======== EXERCISE DATA
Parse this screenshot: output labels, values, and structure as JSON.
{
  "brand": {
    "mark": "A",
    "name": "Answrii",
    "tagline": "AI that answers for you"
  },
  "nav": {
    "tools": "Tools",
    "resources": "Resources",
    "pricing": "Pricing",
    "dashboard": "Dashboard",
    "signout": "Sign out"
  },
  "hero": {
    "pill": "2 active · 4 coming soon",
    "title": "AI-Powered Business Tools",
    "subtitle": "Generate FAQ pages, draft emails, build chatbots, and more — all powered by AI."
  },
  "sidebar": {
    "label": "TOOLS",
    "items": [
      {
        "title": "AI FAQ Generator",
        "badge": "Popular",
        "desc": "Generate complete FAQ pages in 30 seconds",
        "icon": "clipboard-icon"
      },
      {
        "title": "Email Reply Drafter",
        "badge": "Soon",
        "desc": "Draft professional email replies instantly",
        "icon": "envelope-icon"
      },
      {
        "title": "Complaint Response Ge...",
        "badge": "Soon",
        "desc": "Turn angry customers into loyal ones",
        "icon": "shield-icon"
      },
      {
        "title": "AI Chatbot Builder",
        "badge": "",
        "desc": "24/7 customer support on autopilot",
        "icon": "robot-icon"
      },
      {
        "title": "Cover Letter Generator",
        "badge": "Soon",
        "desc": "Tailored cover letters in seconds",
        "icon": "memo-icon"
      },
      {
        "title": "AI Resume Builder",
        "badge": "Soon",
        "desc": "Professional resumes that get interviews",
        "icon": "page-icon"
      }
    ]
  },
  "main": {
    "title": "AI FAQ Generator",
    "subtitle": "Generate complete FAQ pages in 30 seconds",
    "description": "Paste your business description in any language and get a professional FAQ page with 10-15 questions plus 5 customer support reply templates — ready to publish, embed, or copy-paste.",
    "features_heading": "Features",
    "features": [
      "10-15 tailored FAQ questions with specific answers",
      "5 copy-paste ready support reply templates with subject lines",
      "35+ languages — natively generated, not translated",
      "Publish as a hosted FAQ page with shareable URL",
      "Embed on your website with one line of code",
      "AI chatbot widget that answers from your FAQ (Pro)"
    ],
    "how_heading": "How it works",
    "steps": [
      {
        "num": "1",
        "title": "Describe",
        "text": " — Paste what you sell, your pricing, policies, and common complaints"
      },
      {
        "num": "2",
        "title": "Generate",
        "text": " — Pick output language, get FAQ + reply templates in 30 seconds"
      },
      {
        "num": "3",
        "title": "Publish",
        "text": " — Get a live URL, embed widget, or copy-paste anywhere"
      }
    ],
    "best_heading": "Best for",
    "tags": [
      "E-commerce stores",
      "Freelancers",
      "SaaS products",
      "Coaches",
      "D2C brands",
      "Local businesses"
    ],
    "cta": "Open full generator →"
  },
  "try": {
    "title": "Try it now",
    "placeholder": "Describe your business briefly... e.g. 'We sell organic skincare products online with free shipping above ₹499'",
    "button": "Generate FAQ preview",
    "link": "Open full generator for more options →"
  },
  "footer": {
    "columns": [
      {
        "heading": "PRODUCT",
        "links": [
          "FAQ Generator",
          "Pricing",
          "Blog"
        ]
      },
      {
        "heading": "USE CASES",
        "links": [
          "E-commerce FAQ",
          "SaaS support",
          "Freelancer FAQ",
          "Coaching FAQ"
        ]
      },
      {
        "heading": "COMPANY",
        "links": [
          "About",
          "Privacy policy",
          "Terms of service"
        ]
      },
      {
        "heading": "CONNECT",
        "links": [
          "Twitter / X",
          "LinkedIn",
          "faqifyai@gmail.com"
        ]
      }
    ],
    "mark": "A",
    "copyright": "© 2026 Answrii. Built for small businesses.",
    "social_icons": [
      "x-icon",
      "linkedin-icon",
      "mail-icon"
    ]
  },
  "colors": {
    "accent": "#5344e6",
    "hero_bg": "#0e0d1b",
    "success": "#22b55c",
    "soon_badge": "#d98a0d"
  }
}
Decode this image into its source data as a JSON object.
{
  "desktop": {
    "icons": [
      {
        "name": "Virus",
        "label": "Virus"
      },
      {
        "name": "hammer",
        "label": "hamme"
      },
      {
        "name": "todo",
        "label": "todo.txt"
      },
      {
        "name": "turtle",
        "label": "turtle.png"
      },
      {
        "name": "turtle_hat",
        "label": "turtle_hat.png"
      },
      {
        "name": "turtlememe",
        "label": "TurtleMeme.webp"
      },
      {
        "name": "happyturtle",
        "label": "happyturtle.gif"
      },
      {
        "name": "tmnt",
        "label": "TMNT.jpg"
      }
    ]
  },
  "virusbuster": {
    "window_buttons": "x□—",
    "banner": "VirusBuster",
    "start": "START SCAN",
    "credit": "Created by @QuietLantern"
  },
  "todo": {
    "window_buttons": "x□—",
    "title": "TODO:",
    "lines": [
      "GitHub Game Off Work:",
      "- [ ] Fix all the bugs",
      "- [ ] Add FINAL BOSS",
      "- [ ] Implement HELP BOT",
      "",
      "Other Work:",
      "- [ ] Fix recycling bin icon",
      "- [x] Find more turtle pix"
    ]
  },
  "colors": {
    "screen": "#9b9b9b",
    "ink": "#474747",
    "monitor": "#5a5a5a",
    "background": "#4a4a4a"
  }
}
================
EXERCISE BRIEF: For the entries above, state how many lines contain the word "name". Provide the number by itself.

THE COMPLETED TASK: 9